What to do:
Nothing in the data below may be left out; return all of it exactly.

Task material:
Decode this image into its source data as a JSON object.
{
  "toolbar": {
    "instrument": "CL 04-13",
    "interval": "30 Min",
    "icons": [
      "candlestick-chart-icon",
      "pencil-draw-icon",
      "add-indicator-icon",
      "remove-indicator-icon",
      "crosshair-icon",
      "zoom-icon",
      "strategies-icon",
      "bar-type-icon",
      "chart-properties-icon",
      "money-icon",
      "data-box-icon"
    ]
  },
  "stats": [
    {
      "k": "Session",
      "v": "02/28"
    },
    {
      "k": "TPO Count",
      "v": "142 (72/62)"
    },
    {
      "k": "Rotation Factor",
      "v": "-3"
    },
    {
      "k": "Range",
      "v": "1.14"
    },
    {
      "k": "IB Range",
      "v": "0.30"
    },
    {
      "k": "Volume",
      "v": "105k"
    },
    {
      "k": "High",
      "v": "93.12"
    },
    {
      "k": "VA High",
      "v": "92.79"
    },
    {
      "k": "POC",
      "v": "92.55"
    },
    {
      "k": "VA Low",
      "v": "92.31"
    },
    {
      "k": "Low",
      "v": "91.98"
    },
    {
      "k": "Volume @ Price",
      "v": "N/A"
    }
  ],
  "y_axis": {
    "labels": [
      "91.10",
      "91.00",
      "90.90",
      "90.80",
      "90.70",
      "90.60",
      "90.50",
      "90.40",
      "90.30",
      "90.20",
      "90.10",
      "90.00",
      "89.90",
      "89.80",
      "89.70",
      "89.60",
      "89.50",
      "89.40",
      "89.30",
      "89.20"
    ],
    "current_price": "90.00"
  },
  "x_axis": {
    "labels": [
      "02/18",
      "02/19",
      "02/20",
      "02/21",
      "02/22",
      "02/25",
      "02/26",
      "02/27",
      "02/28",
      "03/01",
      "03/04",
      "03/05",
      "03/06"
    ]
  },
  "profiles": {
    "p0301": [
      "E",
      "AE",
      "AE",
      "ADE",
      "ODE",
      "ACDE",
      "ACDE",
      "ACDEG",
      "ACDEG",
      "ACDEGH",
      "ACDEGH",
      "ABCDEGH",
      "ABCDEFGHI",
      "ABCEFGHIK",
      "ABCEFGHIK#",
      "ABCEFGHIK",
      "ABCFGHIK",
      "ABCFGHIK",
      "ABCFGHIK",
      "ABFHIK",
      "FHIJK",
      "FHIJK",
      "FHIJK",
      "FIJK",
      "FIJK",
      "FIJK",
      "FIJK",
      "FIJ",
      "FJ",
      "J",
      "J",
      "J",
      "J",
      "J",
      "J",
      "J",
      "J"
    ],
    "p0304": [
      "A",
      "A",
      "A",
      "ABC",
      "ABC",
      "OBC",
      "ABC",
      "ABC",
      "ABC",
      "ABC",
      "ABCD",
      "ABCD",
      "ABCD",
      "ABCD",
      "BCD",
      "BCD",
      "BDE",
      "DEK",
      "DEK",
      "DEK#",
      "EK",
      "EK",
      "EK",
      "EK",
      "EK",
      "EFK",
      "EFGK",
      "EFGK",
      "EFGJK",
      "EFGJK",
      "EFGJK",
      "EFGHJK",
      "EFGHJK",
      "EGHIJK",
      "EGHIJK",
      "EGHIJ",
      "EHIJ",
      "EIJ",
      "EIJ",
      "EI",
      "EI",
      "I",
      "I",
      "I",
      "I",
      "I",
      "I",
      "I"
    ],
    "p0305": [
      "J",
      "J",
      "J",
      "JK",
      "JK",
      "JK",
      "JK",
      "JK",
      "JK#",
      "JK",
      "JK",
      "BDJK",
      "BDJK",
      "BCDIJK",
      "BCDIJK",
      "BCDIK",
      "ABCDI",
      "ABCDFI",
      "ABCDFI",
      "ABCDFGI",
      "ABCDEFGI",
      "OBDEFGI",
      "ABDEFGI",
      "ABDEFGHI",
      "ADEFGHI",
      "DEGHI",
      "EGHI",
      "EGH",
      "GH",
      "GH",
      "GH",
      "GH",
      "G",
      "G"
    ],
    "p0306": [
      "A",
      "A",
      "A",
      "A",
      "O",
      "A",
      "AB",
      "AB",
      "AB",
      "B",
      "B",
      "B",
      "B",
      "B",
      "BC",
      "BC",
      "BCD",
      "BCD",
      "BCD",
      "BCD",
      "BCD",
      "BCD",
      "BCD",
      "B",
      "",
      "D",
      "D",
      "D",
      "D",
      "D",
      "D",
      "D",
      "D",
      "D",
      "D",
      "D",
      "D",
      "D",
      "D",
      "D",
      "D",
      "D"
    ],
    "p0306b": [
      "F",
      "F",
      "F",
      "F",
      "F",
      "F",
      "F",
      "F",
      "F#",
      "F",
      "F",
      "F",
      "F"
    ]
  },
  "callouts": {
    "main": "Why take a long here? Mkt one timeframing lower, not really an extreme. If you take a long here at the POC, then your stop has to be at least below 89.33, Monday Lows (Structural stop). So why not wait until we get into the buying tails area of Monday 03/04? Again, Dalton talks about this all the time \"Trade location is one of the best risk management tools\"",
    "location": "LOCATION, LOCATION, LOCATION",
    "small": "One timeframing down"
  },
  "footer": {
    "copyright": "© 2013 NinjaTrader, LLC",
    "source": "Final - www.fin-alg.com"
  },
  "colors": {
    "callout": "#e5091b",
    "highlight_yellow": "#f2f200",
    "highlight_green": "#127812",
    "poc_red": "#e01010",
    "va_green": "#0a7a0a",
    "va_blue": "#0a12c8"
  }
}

Expected answer:
Decode this image into its source data as a JSON object.
{
  "toolbar": {
    "instrument": "CL 04-13",
    "interval": "30 Min",
    "icons": [
      "candlestick-chart-icon",
      "pencil-draw-icon",
      "add-indicator-icon",
      "remove-indicator-icon",
      "crosshair-icon",
      "zoom-icon",
      "strategies-icon",
      "bar-type-icon",
      "chart-properties-icon",
      "money-icon",
      "data-box-icon"
    ]
  },
  "stats": [
    {
      "k": "Session",
      "v": "02/28"
    },
    {
      "k": "TPO Count",
      "v": "142 (72/62)"
    },
    {
      "k": "Rotation Factor",
      "v": "-3"
    },
    {
      "k": "Range",
      "v": "1.14"
    },
    {
      "k": "IB Range",
      "v": "0.30"
    },
    {
      "k": "Volume",
      "v": "105k"
    },
    {
      "k": "High",
      "v": "93.12"
    },
    {
      "k": "VA High",
      "v": "92.79"
    },
    {
      "k": "POC",
      "v": "92.55"
    },
    {
      "k": "VA Low",
      "v": "92.31"
    },
    {
      "k": "Low",
      "v": "91.98"
    },
    {
      "k": "Volume @ Price",
      "v": "N/A"
    }
  ],
  "y_axis": {
    "labels": [
      "91.10",
      "91.00",
      "90.90",
      "90.80",
      "90.70",
      "90.60",
      "90.50",
      "90.40",
      "90.30",
      "90.20",
      "90.10",
      "90.00",
      "89.90",
      "89.80",
      "89.70",
      "89.60",
      "89.50",
      "89.40",
      "89.30",
      "89.20"
    ],
    "current_price": "90.00"
  },
  "x_axis": {
    "labels": [
      "02/18",
      "02/19",
      "02/20",
      "02/21",
      "02/22",
      "02/25",
      "02/26",
      "02/27",
      "02/28",
      "03/01",
      "03/04",
      "03/05",
      "03/06"
    ]
  },
  "profiles": {
    "p0301": [
      "E",
      "AE",
      "AE",
      "ADE",
      "ODE",
      "ACDE",
      "ACDE",
      "ACDEG",
      "ACDEG",
      "ACDEGH",
      "ACDEGH",
      "ABCDEGH",
      "ABCDEFGHI",
      "ABCEFGHIK",
      "ABCEFGHIK#",
      "ABCEFGHIK",
      "ABCFGHIK",
      "ABCFGHIK",
      "ABCFGHIK",
      "ABFHIK",
      "FHIJK",
      "FHIJK",
      "FHIJK",
      "FIJK",
      "FIJK",
      "FIJK",
      "FIJK",
      "FIJ",
      "FJ",
      "J",
      "J",
      "J",
      "J",
      "J",
      "J",
      "J",
      "J"
    ],
    "p0304": [
      "A",
      "A",
      "A",
      "ABC",
      "ABC",
      "OBC",
      "ABC",
      "ABC",
      "ABC",
      "ABC",
      "ABCD",
      "ABCD",
      "ABCD",
      "ABCD",
      "BCD",
      "BCD",
      "BDE",
      "DEK",
      "DEK",
      "DEK#",
      "EK",
      "EK",
      "EK",
      "EK",
      "EK",
      "EFK",
      "EFGK",
      "EFGK",
      "EFGJK",
      "EFGJK",
      "EFGJK",
      "EFGHJK",
      "EFGHJK",
      "EGHIJK",
      "EGHIJK",
      "EGHIJ",
      "EHIJ",
      "EIJ",
      "EIJ",
      "EI",
      "EI",
      "I",
      "I",
      "I",
      "I",
      "I",
      "I",
      "I"
    ],
    "p0305": [
      "J",
      "J",
      "J",
      "JK",
      "JK",
      "JK",
      "JK",
      "JK",
      "JK#",
      "JK",
      "JK",
      "BDJK",
      "BDJK",
      "BCDIJK",
      "BCDIJK",
      "BCDIK",
      "ABCDI",
      "ABCDFI",
      "ABCDFI",
      "ABCDFGI",
      "ABCDEFGI",
      "OBDEFGI",
      "ABDEFGI",
      "ABDEFGHI",
      "ADEFGHI",
      "DEGHI",
      "EGHI",
      "EGH",
      "GH",
      "GH",
      "GH",
      "GH",
      "G",
      "G"
    ],
    "p0306": [
      "A",
      "A",
      "A",
      "A",
      "O",
      "A",
      "AB",
      "AB",
      "AB",
      "B",
      "B",
      "B",
      "B",
      "B",
      "BC",
      "BC",
      "BCD",
      "BCD",
      "BCD",
      "BCD",
      "BCD",
      "BCD",
      "BCD",
      "B",
      "",
      "D",
      "D",
      "D",
      "D",
      "D",
      "D",
      "D",
      "D",
      "D",
      "D",
      "D",
      "D",
      "D",
      "D",
      "D",
      "D",
      "D"
    ],
    "p0306b": [
      "F",
      "F",
      "F",
      "F",
      "F",
      "F",
      "F",
      "F",
      "F#",
      "F",
      "F",
      "F",
      "F"
    ]
  },
  "callouts": {
    "main": "Why take a long here? Mkt one timeframing lower, not really an extreme. If you take a long here at the POC, then your stop has to be at least below 89.33, Monday Lows (Structural stop). So why not wait until we get into the buying tails area of Monday 03/04? Again, Dalton talks about this all the time \"Trade location is one of the best risk management tools\"",
    "location": "LOCATION, LOCATION, LOCATION",
    "small": "One timeframing down"
  },
  "footer": {
    "copyright": "© 2013 NinjaTrader, LLC",
    "source": "Final - www.fin-alg.com"
  },
  "colors": {
    "callout": "#e5091b",
    "highlight_yellow": "#f2f200",
    "highlight_green": "#127812",
    "poc_red": "#e01010",
    "va_green": "#0a7a0a",
    "va_blue": "#0a12c8"
  }
}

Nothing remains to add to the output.